Work instruction >> All lines holding the word "hamburger" should be located in the records and copied.

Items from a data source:
|---|

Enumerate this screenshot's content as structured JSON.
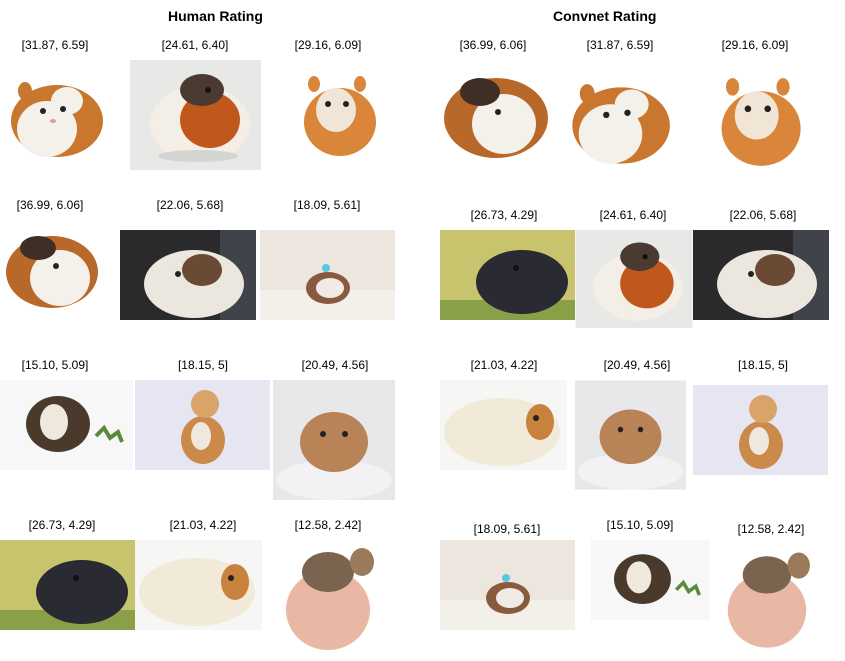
{
  "titles": {
    "human": "Human Rating",
    "convnet": "Convnet Rating"
  },
  "human": {
    "captions": [
      "[31.87, 6.59]",
      "[24.61, 6.40]",
      "[29.16, 6.09]",
      "[36.99, 6.06]",
      "[22.06, 5.68]",
      "[18.09, 5.61]",
      "[15.10, 5.09]",
      "[18.15, 5]",
      "[20.49, 4.56]",
      "[26.73, 4.29]",
      "[21.03, 4.22]",
      "[12.58, 2.42]"
    ]
  },
  "convnet": {
    "captions": [
      "[36.99, 6.06]",
      "[31.87, 6.59]",
      "[29.16, 6.09]",
      "[26.73, 4.29]",
      "[24.61, 6.40]",
      "[22.06, 5.68]",
      "[21.03, 4.22]",
      "[20.49, 4.56]",
      "[18.15, 5]",
      "[18.09, 5.61]",
      "[15.10, 5.09]",
      "[12.58, 2.42]"
    ]
  }
}
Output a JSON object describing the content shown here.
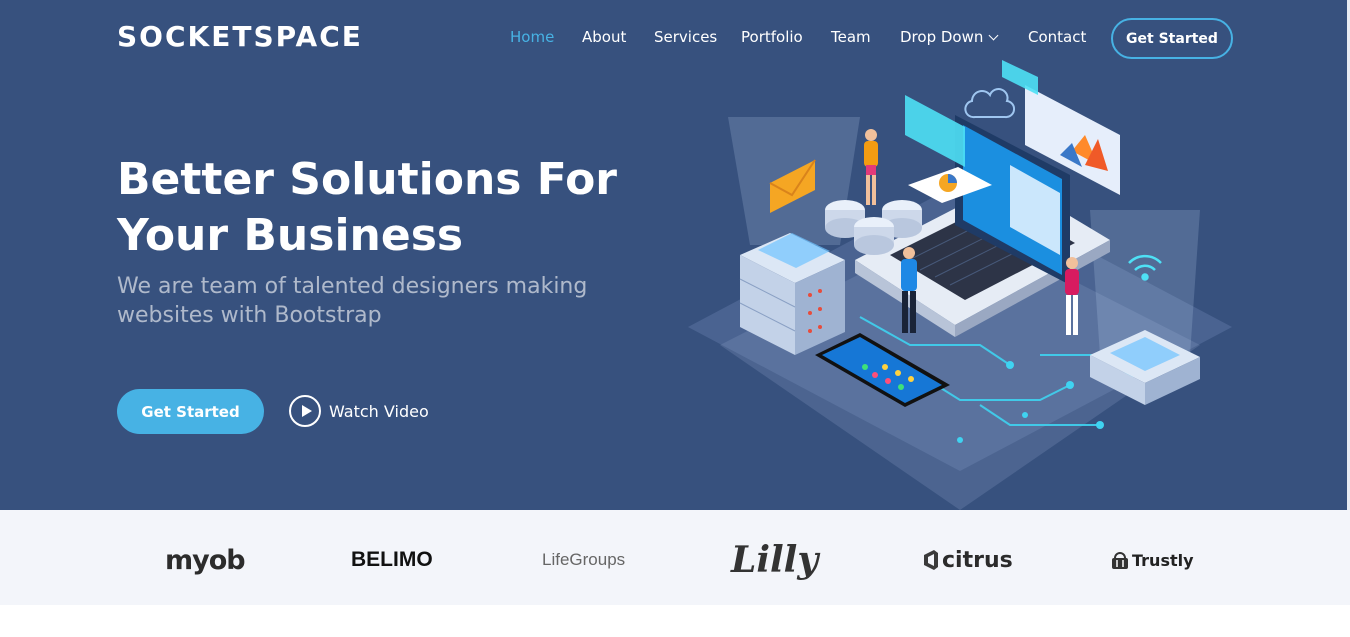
{
  "brand": {
    "logo": "SOCKETSPACE"
  },
  "nav": {
    "items": [
      {
        "label": "Home",
        "active": true
      },
      {
        "label": "About",
        "active": false
      },
      {
        "label": "Services",
        "active": false
      },
      {
        "label": "Portfolio",
        "active": false
      },
      {
        "label": "Team",
        "active": false
      },
      {
        "label": "Drop Down",
        "active": false,
        "has_dropdown": true
      },
      {
        "label": "Contact",
        "active": false
      }
    ],
    "cta_label": "Get Started"
  },
  "hero": {
    "title": "Better Solutions For Your Business",
    "subtitle": "We are team of talented designers making websites with Bootstrap",
    "primary_button": "Get Started",
    "video_button": "Watch Video",
    "illustration_icon": "isometric-tech-illustration-icon"
  },
  "clients": {
    "logos": [
      {
        "name": "myob",
        "icon": "myob-logo-icon"
      },
      {
        "name": "BELIMO",
        "icon": "belimo-logo-icon"
      },
      {
        "name": "LifeGroups",
        "icon": "lifegroups-logo-icon"
      },
      {
        "name": "Lilly",
        "icon": "lilly-logo-icon"
      },
      {
        "name": "citrus",
        "icon": "citrus-logo-icon"
      },
      {
        "name": "Trustly",
        "icon": "trustly-logo-icon"
      }
    ]
  },
  "colors": {
    "hero_bg": "#37517e",
    "accent": "#47b2e4",
    "clients_bg": "#f3f5fa"
  }
}
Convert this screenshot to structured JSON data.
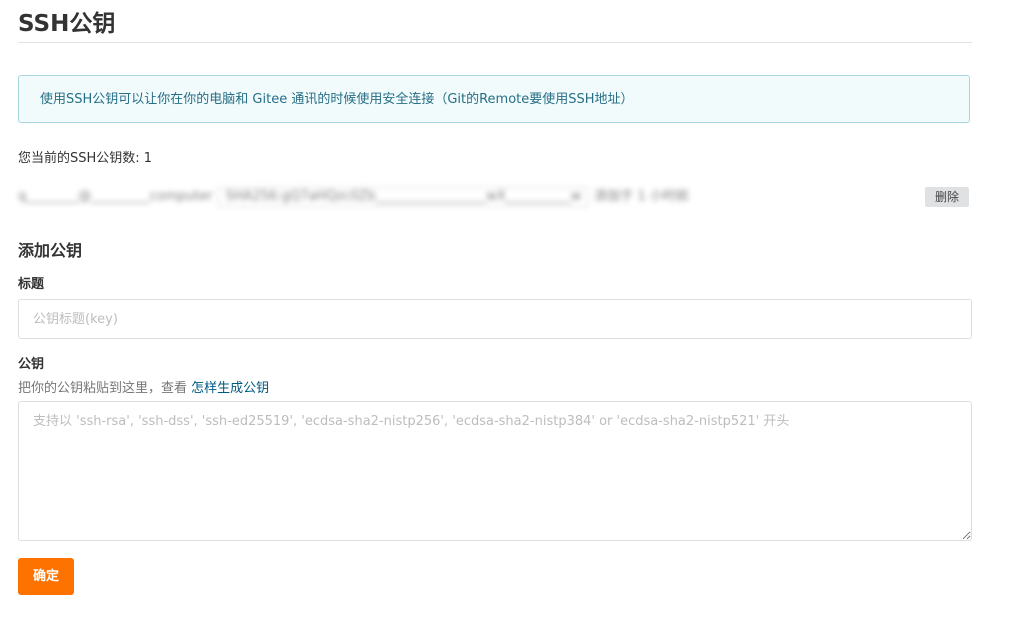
{
  "page": {
    "title": "SSH公钥"
  },
  "info": {
    "text": "使用SSH公钥可以让你在你的电脑和 Gitee 通讯的时候使用安全连接（Git的Remote要使用SSH地址）"
  },
  "keys": {
    "count_text": "您当前的SSH公钥数: 1",
    "items": [
      {
        "name": "q________@_________computer",
        "fingerprint": "SHA256:gQ7aHQzc0Zb_________________wX__________w",
        "added": "添加于 1 小时前",
        "delete_label": "删除"
      }
    ]
  },
  "add_key": {
    "heading": "添加公钥",
    "title_label": "标题",
    "title_placeholder": "公钥标题(key)",
    "title_value": "",
    "key_label": "公钥",
    "key_hint_prefix": "把你的公钥粘贴到这里，查看 ",
    "key_hint_link": "怎样生成公钥",
    "key_placeholder": "支持以 'ssh-rsa', 'ssh-dss', 'ssh-ed25519', 'ecdsa-sha2-nistp256', 'ecdsa-sha2-nistp384' or 'ecdsa-sha2-nistp521' 开头",
    "key_value": "",
    "submit_label": "确定"
  },
  "colors": {
    "accent": "#fe7300",
    "info_background": "#f1fbfc",
    "info_border": "#a9d5de",
    "info_text": "#276f86",
    "link": "#005980"
  }
}
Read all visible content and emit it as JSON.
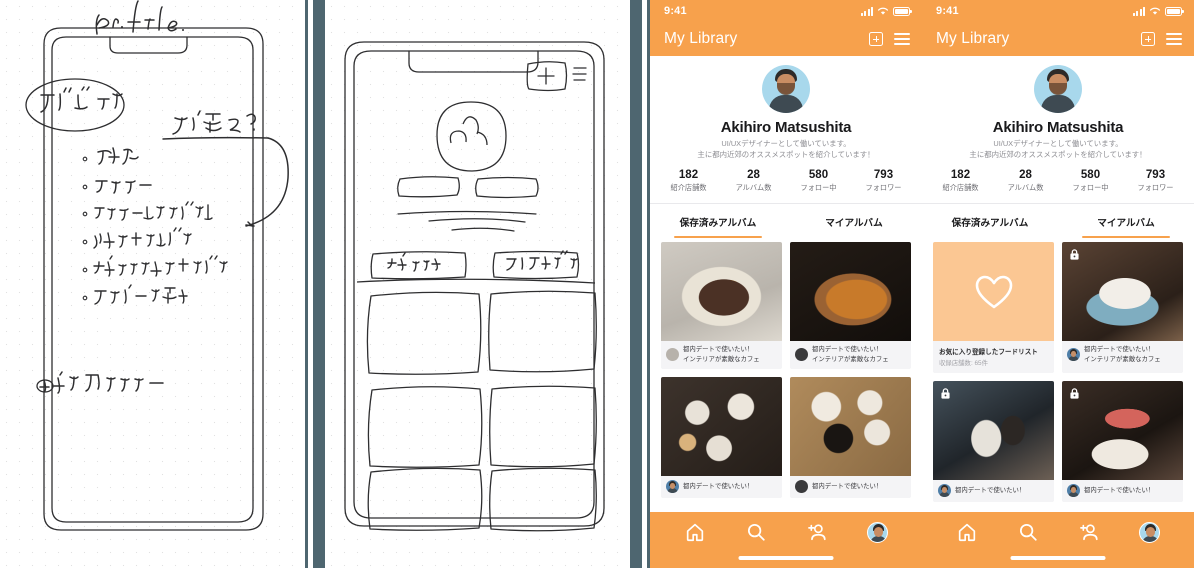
{
  "colors": {
    "accent": "#f7a14c",
    "divider": "#4e6670",
    "fav_bg": "#fbc793",
    "text_dark": "#19191b"
  },
  "sketch_notes": {
    "title": "Pr. file.",
    "circled_label": "プロパティ",
    "tab_change_note": "タブ変え？",
    "bullets": [
      "名前",
      "フォロワー",
      "フォロー中のアカウント",
      "作成したアルバム",
      "お気に入りのアルバム",
      "プロフィール詳細"
    ],
    "footer_note": "◎友だち見てフォロワー"
  },
  "wireframe": {
    "tab_left": "お気に入り",
    "tab_right": "マイアルバム",
    "plus_icon": "plus-box-icon",
    "menu_icon": "hamburger-icon"
  },
  "app": {
    "status": {
      "time": "9:41",
      "signal_icon": "signal-bars-icon",
      "wifi_icon": "wifi-icon",
      "battery_icon": "battery-icon"
    },
    "appbar": {
      "title": "My Library",
      "add_icon": "plus-box-icon",
      "menu_icon": "hamburger-icon"
    },
    "profile": {
      "name": "Akihiro Matsushita",
      "bio_line1": "UI/UXデザイナーとして働いています。",
      "bio_line2": "主に都内近郊のオススメスポットを紹介しています！",
      "avatar": "user-avatar"
    },
    "stats": [
      {
        "value": "182",
        "label": "紹介店舗数"
      },
      {
        "value": "28",
        "label": "アルバム数"
      },
      {
        "value": "580",
        "label": "フォロー中"
      },
      {
        "value": "793",
        "label": "フォロワー"
      }
    ],
    "tabs": [
      {
        "label": "保存済みアルバム"
      },
      {
        "label": "マイアルバム"
      }
    ],
    "card_caption_line1": "都内デートで使いたい！",
    "card_caption_line2": "インテリアが素敵なカフェ",
    "favorite_card": {
      "title": "お気に入り登録したフードリスト",
      "subtitle": "収録店舗数: 65件",
      "icon": "heart-icon"
    },
    "tabbar": {
      "home": "home-icon",
      "search": "search-icon",
      "add_user": "add-person-icon",
      "profile": "avatar-icon"
    }
  },
  "panel3": {
    "active_tab_index": 0
  },
  "panel4": {
    "active_tab_index": 1
  }
}
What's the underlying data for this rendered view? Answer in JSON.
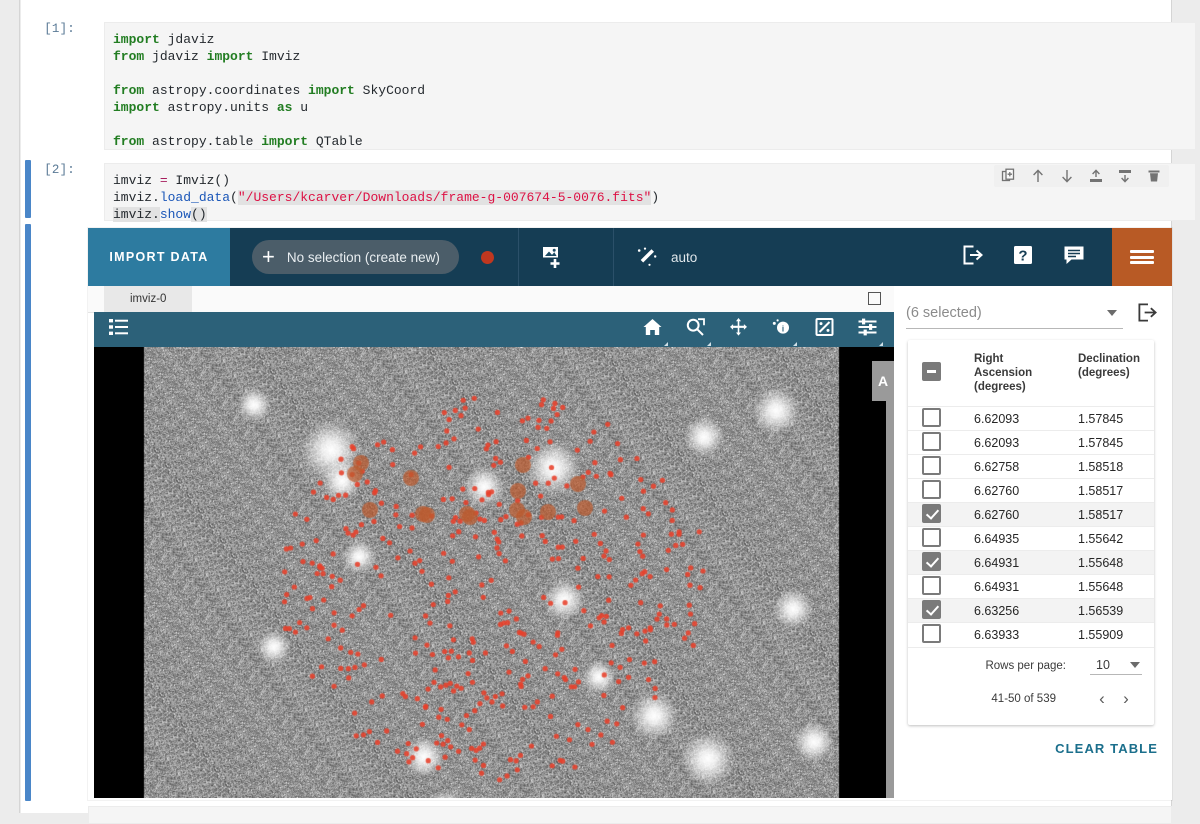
{
  "notebook": {
    "cells": [
      {
        "prompt": "[1]:",
        "lines": [
          [
            {
              "t": "import",
              "c": "kw"
            },
            {
              "t": " jdaviz",
              "c": "plain"
            }
          ],
          [
            {
              "t": "from",
              "c": "kw"
            },
            {
              "t": " jdaviz ",
              "c": "plain"
            },
            {
              "t": "import",
              "c": "kw"
            },
            {
              "t": " Imviz",
              "c": "plain"
            }
          ],
          [],
          [
            {
              "t": "from",
              "c": "kw"
            },
            {
              "t": " astropy.coordinates ",
              "c": "plain"
            },
            {
              "t": "import",
              "c": "kw"
            },
            {
              "t": " SkyCoord",
              "c": "plain"
            }
          ],
          [
            {
              "t": "import",
              "c": "kw"
            },
            {
              "t": " astropy.units ",
              "c": "plain"
            },
            {
              "t": "as",
              "c": "kw"
            },
            {
              "t": " u",
              "c": "plain"
            }
          ],
          [],
          [
            {
              "t": "from",
              "c": "kw"
            },
            {
              "t": " astropy.table ",
              "c": "plain"
            },
            {
              "t": "import",
              "c": "kw"
            },
            {
              "t": " QTable",
              "c": "plain"
            }
          ]
        ]
      },
      {
        "prompt": "[2]:",
        "lines": [
          [
            {
              "t": "imviz ",
              "c": "plain"
            },
            {
              "t": "=",
              "c": "op"
            },
            {
              "t": " Imviz()",
              "c": "plain"
            }
          ],
          [
            {
              "t": "imviz.",
              "c": "plain"
            },
            {
              "t": "load_data",
              "c": "fn"
            },
            {
              "t": "(",
              "c": "plain"
            },
            {
              "t": "\"/Users/kcarver/Downloads/frame-g-007674-5-0076.fits\"",
              "c": "str"
            },
            {
              "t": ")",
              "c": "plain"
            }
          ],
          [
            {
              "t": "imviz.",
              "c": "hl"
            },
            {
              "t": "show",
              "c": "fn"
            },
            {
              "t": "()",
              "c": "hl"
            }
          ]
        ]
      }
    ],
    "cell_toolbar": [
      {
        "name": "duplicate-cell-icon",
        "title": "Duplicate cell"
      },
      {
        "name": "move-cell-up-icon",
        "title": "Move cell up"
      },
      {
        "name": "move-cell-down-icon",
        "title": "Move cell down"
      },
      {
        "name": "insert-cell-above-icon",
        "title": "Insert cell above"
      },
      {
        "name": "insert-cell-below-icon",
        "title": "Insert cell below"
      },
      {
        "name": "delete-cell-icon",
        "title": "Delete cell"
      }
    ]
  },
  "app": {
    "colors": {
      "toolbar_bg": "#153d54",
      "import_btn_bg": "#2d7ba0",
      "viewer_toolbar_bg": "#2c6179",
      "menu_bg": "#b85a25",
      "record_dot": "#c0371f",
      "marker": "#e8402a",
      "accent_link": "#1b6f8c"
    },
    "toolbar": {
      "import_label": "IMPORT DATA",
      "selection_label": "No selection (create new)",
      "plus_glyph": "+",
      "stretch_label": "auto",
      "icons": [
        {
          "name": "add-image-viewer-icon"
        },
        {
          "name": "magic-wand-autostretch-icon"
        },
        {
          "name": "export-icon"
        },
        {
          "name": "help-icon"
        },
        {
          "name": "feedback-icon"
        },
        {
          "name": "menu-hamburger-icon"
        }
      ]
    },
    "viewer": {
      "tab_label": "imviz-0",
      "layer_tab_label": "A",
      "tools": [
        {
          "name": "home-reset-zoom-icon"
        },
        {
          "name": "zoom-box-icon"
        },
        {
          "name": "pan-icon"
        },
        {
          "name": "subset-info-icon"
        },
        {
          "name": "contrast-bias-icon"
        },
        {
          "name": "viewer-settings-icon"
        }
      ],
      "sidebar_icon": "data-layers-list-icon"
    },
    "table": {
      "select_value": "(6 selected)",
      "export_icon": "export-table-icon",
      "columns": [
        "Right Ascension (degrees)",
        "Declination (degrees)"
      ],
      "column_lines": [
        [
          "Right",
          "Ascension",
          "(degrees)"
        ],
        [
          "Declination",
          "(degrees)"
        ]
      ],
      "header_checkbox_state": "indeterminate",
      "rows": [
        {
          "checked": false,
          "ra": "6.62093",
          "dec": "1.57845"
        },
        {
          "checked": false,
          "ra": "6.62093",
          "dec": "1.57845"
        },
        {
          "checked": false,
          "ra": "6.62758",
          "dec": "1.58518"
        },
        {
          "checked": false,
          "ra": "6.62760",
          "dec": "1.58517"
        },
        {
          "checked": true,
          "ra": "6.62760",
          "dec": "1.58517"
        },
        {
          "checked": false,
          "ra": "6.64935",
          "dec": "1.55642"
        },
        {
          "checked": true,
          "ra": "6.64931",
          "dec": "1.55648"
        },
        {
          "checked": false,
          "ra": "6.64931",
          "dec": "1.55648"
        },
        {
          "checked": true,
          "ra": "6.63256",
          "dec": "1.56539"
        },
        {
          "checked": false,
          "ra": "6.63933",
          "dec": "1.55909"
        }
      ],
      "rows_per_page_label": "Rows per page:",
      "rows_per_page_value": "10",
      "page_range": "41-50 of 539",
      "prev_glyph": "‹",
      "next_glyph": "›",
      "clear_label": "CLEAR TABLE"
    }
  }
}
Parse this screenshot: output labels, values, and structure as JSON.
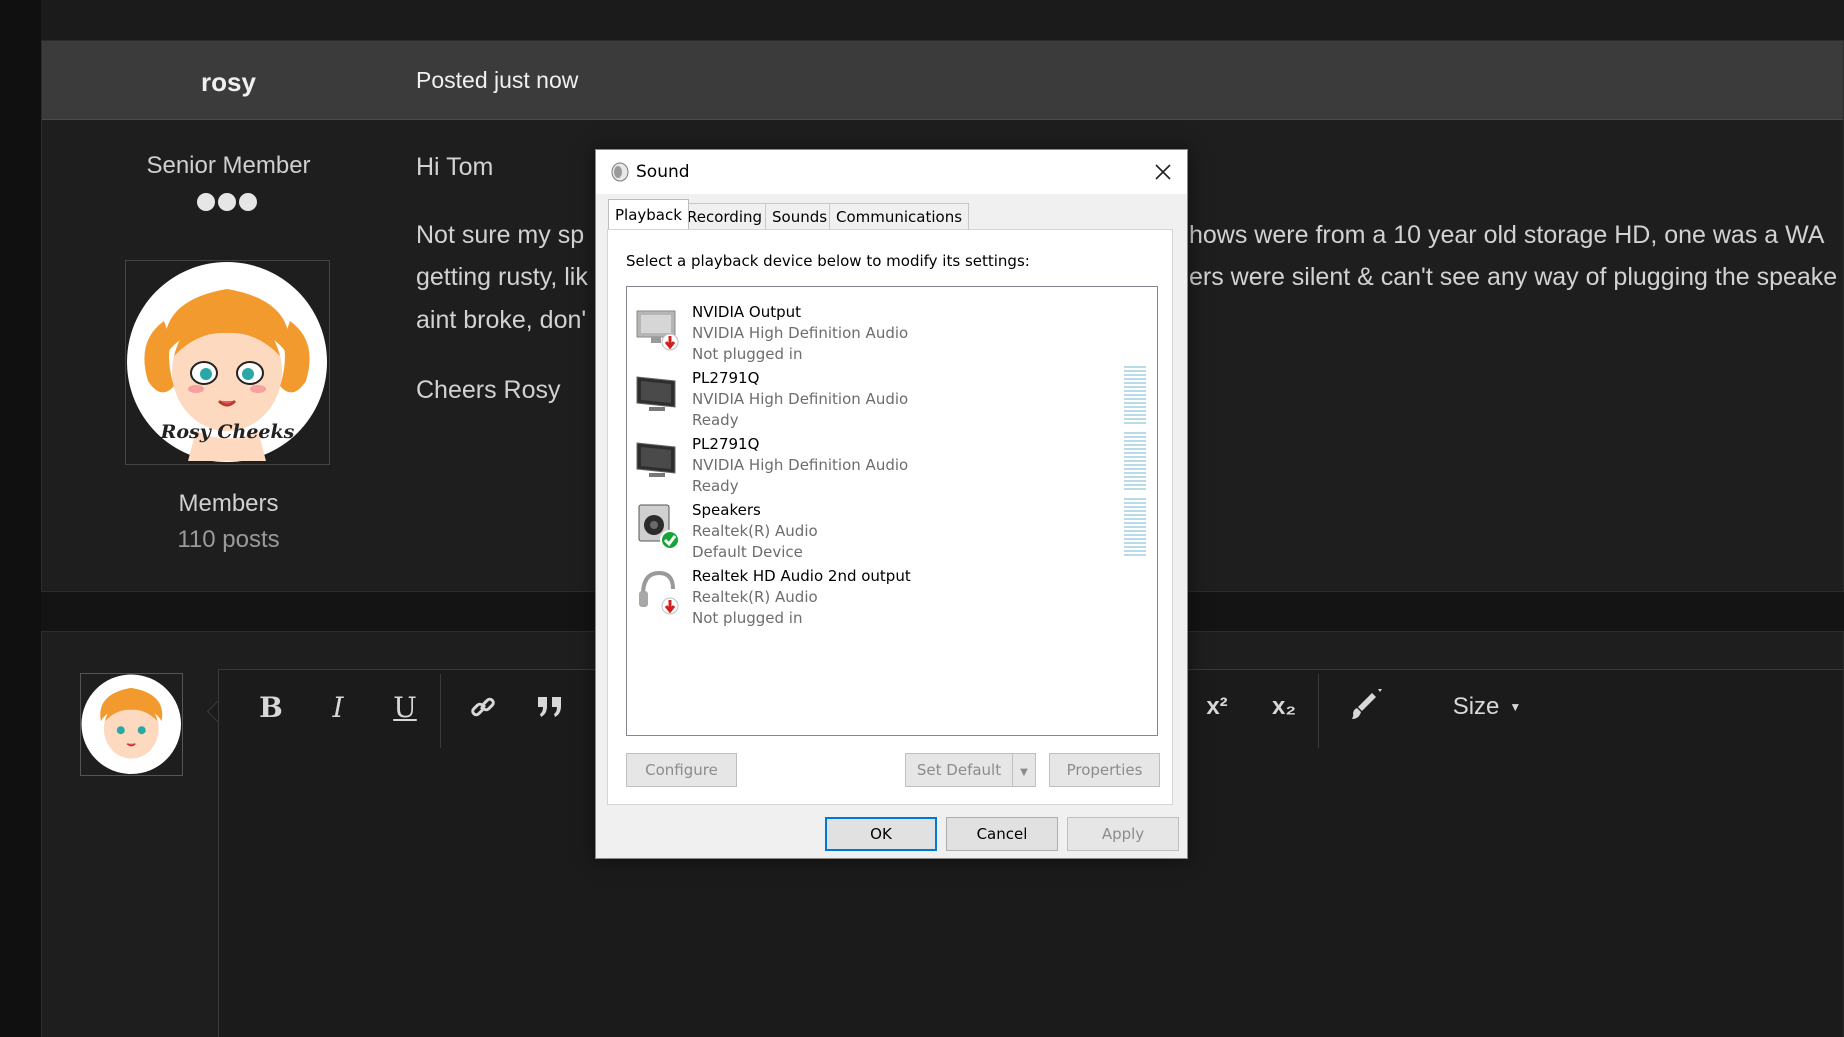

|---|

Expected answer >>
    "menu_icon": "hamburger-icon"
      "menu_icon": "hamburger-icon"
          "name": "menu-hamburger-icon"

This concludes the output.